Comparison of cholesteryl ester transfer from chylomicrons and other plasma lipoproteins to aortic intima media of cholesterol-fed rabbits.
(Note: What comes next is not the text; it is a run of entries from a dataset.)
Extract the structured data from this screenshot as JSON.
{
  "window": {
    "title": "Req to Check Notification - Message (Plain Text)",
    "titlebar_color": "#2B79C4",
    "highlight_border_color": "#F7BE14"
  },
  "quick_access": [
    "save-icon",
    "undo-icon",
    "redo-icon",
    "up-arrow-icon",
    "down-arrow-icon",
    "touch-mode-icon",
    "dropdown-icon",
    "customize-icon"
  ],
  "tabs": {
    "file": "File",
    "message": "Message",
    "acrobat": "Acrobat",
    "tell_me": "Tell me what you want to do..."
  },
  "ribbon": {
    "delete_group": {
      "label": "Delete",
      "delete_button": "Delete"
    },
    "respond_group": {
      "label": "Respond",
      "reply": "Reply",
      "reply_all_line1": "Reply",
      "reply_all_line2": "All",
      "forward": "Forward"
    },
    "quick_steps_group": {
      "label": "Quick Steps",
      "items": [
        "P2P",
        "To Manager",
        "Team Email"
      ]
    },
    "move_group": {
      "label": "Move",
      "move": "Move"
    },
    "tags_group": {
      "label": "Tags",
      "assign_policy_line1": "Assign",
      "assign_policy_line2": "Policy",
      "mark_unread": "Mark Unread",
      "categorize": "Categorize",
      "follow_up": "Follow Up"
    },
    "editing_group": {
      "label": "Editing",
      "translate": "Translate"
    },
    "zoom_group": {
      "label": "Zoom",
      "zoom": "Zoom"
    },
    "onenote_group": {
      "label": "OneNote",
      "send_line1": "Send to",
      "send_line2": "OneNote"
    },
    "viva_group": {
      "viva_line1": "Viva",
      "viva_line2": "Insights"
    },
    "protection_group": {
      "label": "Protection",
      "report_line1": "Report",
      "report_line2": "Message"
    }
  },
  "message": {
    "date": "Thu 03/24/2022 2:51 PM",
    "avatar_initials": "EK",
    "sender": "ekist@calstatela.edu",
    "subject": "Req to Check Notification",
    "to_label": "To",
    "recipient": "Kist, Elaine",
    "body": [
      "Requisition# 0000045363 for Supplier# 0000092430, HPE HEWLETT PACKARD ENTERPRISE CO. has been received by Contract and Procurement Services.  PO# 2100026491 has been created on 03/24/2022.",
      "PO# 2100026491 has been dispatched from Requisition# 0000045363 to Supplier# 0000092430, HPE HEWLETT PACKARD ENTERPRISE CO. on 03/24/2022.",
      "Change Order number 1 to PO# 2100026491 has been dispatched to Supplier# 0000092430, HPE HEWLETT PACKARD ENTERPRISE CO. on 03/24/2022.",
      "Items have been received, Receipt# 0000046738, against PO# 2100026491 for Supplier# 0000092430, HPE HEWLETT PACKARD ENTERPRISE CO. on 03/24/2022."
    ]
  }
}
Lymph chylomicrons labeled with 14C-cholesterol and plasma very low and intermediate density lipoproteins (d less than 1.019) labeled with 3H-cholesterol were injected simultaneously into recipient cholesterol-fed rabbits. The cholesteryl ester of chylomicron origin (14C) found in the tissues 1 to 4 hours after the injection is the sum of both direct and indirect uptake of chylomicron cholesteryl ester. The direct uptake of chylomicron cholesteryl ester is defined as occurring in situ during the interaction between chylomicrons and lipoprotein lipase in endothelial cells. The indirect uptake of chylomicron cholesteryl ester results from the uptake of chylomicron remnants and of other plasma lipoproteins which become labeled during the degradation of the injected chylomicrons by net lipid transfer or by exchange. The indirect contribution of chylomicron cholesteryl ester to tissues was calculated from tissue 3H-cholesteryl ester derived from injected plasma d less than 1.019 lipoproteins. In rabbits fed 0.5 g cholesterol daily for 40-60 days, with plasma cholesterol concentrations between 20 and 30 mM (800-1200 mg/dl), less than 1% of the cholesteryl ester influx into aortic intima media and less than 10% in liver was derived from the direct uptake of chylomicron cholesteryl ester.
- Copyright © 1982 by American Heart Association